    Answer by mama_moonsong at 12:05 PM on Nov. 25, 2009

  • Rhodes Rolls....they are frozen, but they are great. I spray my muffin tin with non stick spray and place 2 rolls in each spot. They defrost and rise in about 4-5 hours and then you bake. Everyone thinks you slaved over parker house rolls. Very easy!

    Answer by mom2queenie2004 at 11:26 AM on Nov. 25, 2009

  • Wine! Lots of wine....

    Answer by Anonymous at 11:53 AM on Nov. 25, 2009

  • Im cooking everything i can tonight, and playing the reheat game tomorrow...the only thing that will be "freshly" done is the turkey, and adding marshmellows to my yams!!!

    Answer by sweetstkissez22 at 11:54 AM on Nov. 25, 2009

  • anyone have any tips fr Ham? SO doesnt like turkey so I bought some ham. I admit, I did NOT buy the pre-cooked ham which would have been easier lol

    Answer by Owl_Feather at 11:57 AM on Nov. 25, 2009

  • When I bake a ham that is not pre cooked, I put it in a turkey roaster, fill the turkey roaster with water and cover. Bake until a meat thermometer reads 160 degrees. The ham is moist and not as salty as it would be if it were roasted.
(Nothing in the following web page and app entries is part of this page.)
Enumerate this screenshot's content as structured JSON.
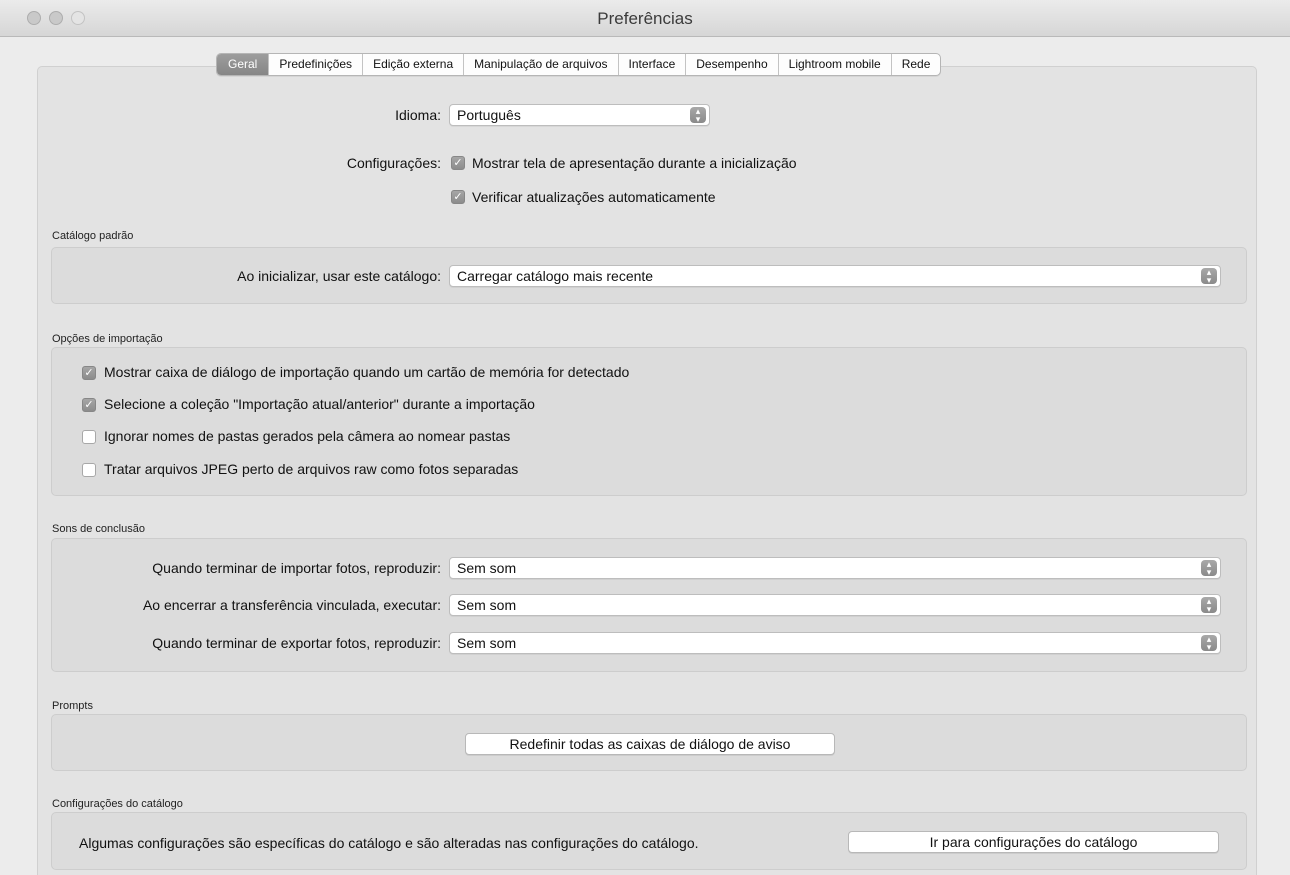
{
  "window": {
    "title": "Preferências"
  },
  "tabs": [
    {
      "label": "Geral",
      "active": true
    },
    {
      "label": "Predefinições"
    },
    {
      "label": "Edição externa"
    },
    {
      "label": "Manipulação de arquivos"
    },
    {
      "label": "Interface"
    },
    {
      "label": "Desempenho"
    },
    {
      "label": "Lightroom mobile"
    },
    {
      "label": "Rede"
    }
  ],
  "language": {
    "label": "Idioma:",
    "value": "Português"
  },
  "settings": {
    "label": "Configurações:",
    "options": [
      {
        "label": "Mostrar tela de apresentação durante a inicialização",
        "checked": true
      },
      {
        "label": "Verificar atualizações automaticamente",
        "checked": true
      }
    ]
  },
  "default_catalog": {
    "title": "Catálogo padrão",
    "label": "Ao inicializar, usar este catálogo:",
    "value": "Carregar catálogo mais recente"
  },
  "import_options": {
    "title": "Opções de importação",
    "options": [
      {
        "label": "Mostrar caixa de diálogo de importação quando um cartão de memória for detectado",
        "checked": true
      },
      {
        "label": "Selecione a coleção \"Importação atual/anterior\" durante a importação",
        "checked": true
      },
      {
        "label": "Ignorar nomes de pastas gerados pela câmera ao nomear pastas",
        "checked": false
      },
      {
        "label": "Tratar arquivos JPEG perto de arquivos raw como fotos separadas",
        "checked": false
      }
    ]
  },
  "completion_sounds": {
    "title": "Sons de conclusão",
    "rows": [
      {
        "label": "Quando terminar de importar fotos, reproduzir:",
        "value": "Sem som"
      },
      {
        "label": "Ao encerrar a transferência vinculada, executar:",
        "value": "Sem som"
      },
      {
        "label": "Quando terminar de exportar fotos, reproduzir:",
        "value": "Sem som"
      }
    ]
  },
  "prompts": {
    "title": "Prompts",
    "button": "Redefinir todas as caixas de diálogo de aviso"
  },
  "catalog_settings": {
    "title": "Configurações do catálogo",
    "note": "Algumas configurações são específicas do catálogo e são alteradas nas configurações do catálogo.",
    "button": "Ir para configurações do catálogo"
  },
  "icons": {
    "checkmark": "✓",
    "stepper": "⌃⌄"
  }
}
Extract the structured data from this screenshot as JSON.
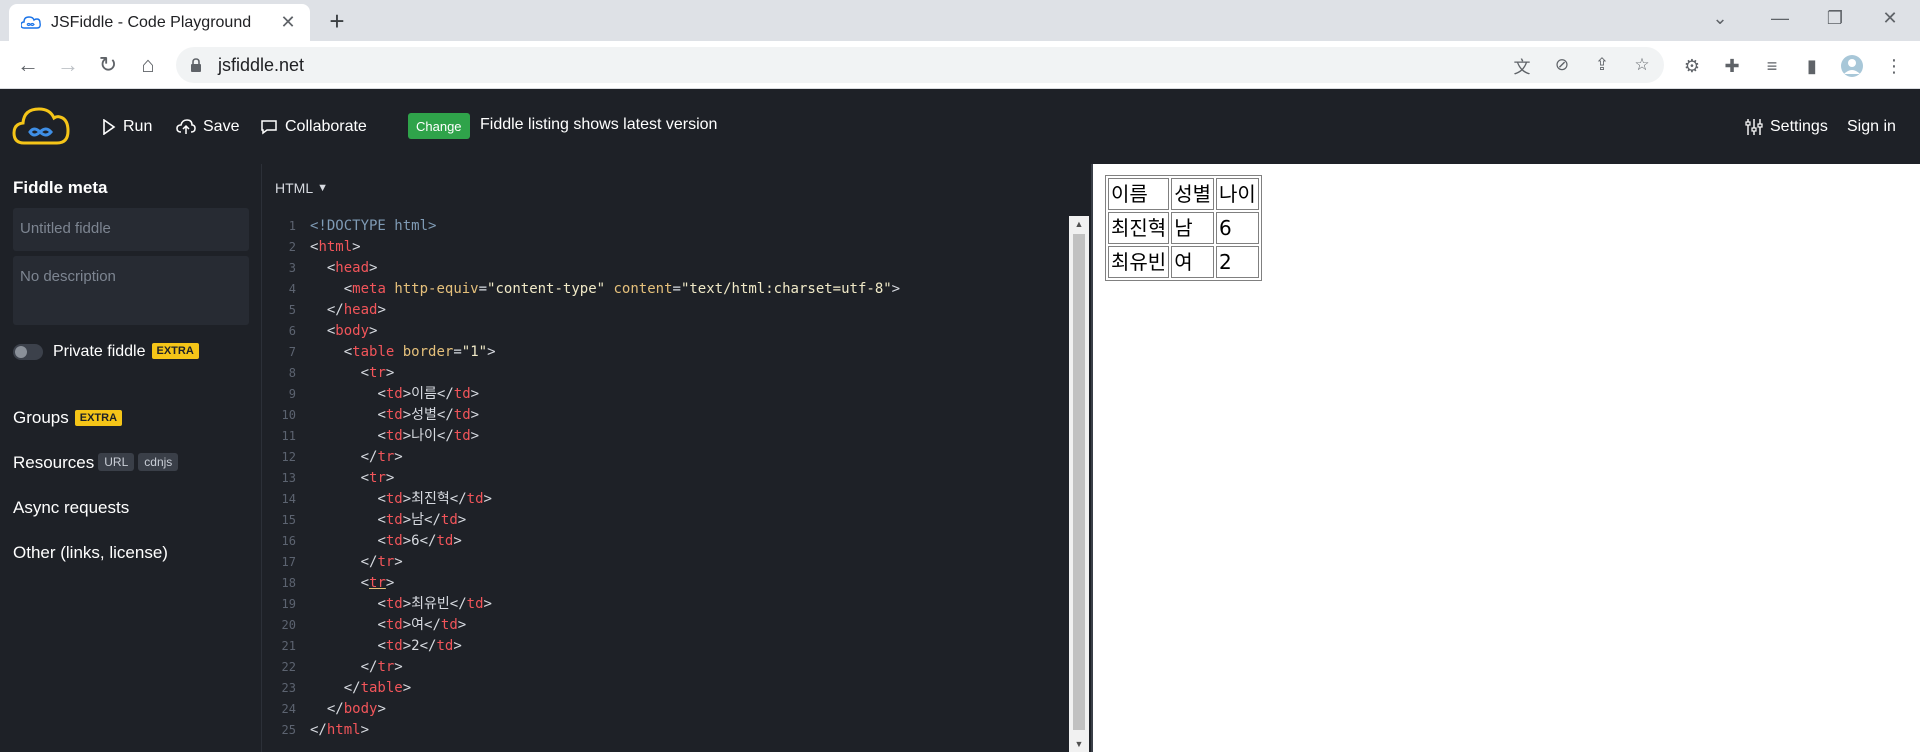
{
  "browser": {
    "tab_title": "JSFiddle - Code Playground",
    "url": "jsfiddle.net"
  },
  "header": {
    "run_label": "Run",
    "save_label": "Save",
    "collaborate_label": "Collaborate",
    "change_badge": "Change",
    "listing_text": "Fiddle listing shows latest version",
    "settings_label": "Settings",
    "signin_label": "Sign in"
  },
  "sidebar": {
    "title": "Fiddle meta",
    "name_placeholder": "Untitled fiddle",
    "description_placeholder": "No description",
    "private_label": "Private fiddle",
    "extra_badge": "EXTRA",
    "groups_label": "Groups",
    "resources_label": "Resources",
    "resource_chips": [
      "URL",
      "cdnjs"
    ],
    "async_label": "Async requests",
    "other_label": "Other (links, license)"
  },
  "editor": {
    "language": "HTML",
    "line_numbers": [
      "1",
      "2",
      "3",
      "4",
      "5",
      "6",
      "7",
      "8",
      "9",
      "10",
      "11",
      "12",
      "13",
      "14",
      "15",
      "16",
      "17",
      "18",
      "19",
      "20",
      "21",
      "22",
      "23",
      "24",
      "25"
    ]
  },
  "result_table": {
    "rows": [
      [
        "이름",
        "성별",
        "나이"
      ],
      [
        "최진혁",
        "남",
        "6"
      ],
      [
        "최유빈",
        "여",
        "2"
      ]
    ]
  },
  "colors": {
    "header_bg": "#1e2127",
    "change_green": "#2fa34a",
    "extra_yellow": "#f5c518",
    "code_tag": "#f2555a",
    "code_attr": "#e5c07b"
  }
}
    Answer by michiganmom116 at 12:01 PM on Nov. 25, 2009

  • I think you can use the roaster bags for ham too. You can find some questions here to Alton Borwn from the food network. There are a few about ham.

    Answer by mom2queenie2004 at 12:37 PM on Nov. 25, 2009

  • thanks for the ham tips ladies! SO and I havent cooked a ham before! I might leave that up to him since I dont like handling meat lol

    Answer by Owl_Feather at 12:52 PM on Nov. 25, 2009

  • Brine the turkey the night before - makes all the difference in the world. In a pinch you can do a salt rub instead, but it's not quite the same. Also (and this goes for roasts/chicken/etc too) put it on 500 first then turn it down - it will sear itself, cook faster, and not dry out. After about a half hour turn it down to 350 until it hits 160, then let it rest the last 5 degrees out of the oven. Never trust the little pop up thingies either - they lie.

    Answer by NotPanicking at 1:13 PM on Nov. 25, 2009

  • I always make everything from scratch, but I do it over 2-3 days, depending on the particular sides and desserts on the menu. Everything that can be done ahead of time will make things easier. I pre-measure ingredients especially for cakes and things that require lots of measuring. I chop and pre measure onions, celery, pecans that are also pre toasted, and store them in containers in the frige for stuffing, cranberry salad, etc. There are even things that are even better when allowed to sit in the fridge and chill out for awhile before stuffing! I always do that at least one day ahead. In fact, mostly the things that are done on Thanksgiving day is the turkey, green beans and corn just about everything else is premade and either freshly baked or reheated depending on the dish. You can have the most awesome menu when you plan it out and take your sweat, no hurry, no worry.

    Answer by NikkiMomof2grls at 9:13 PM on Nov. 25, 2009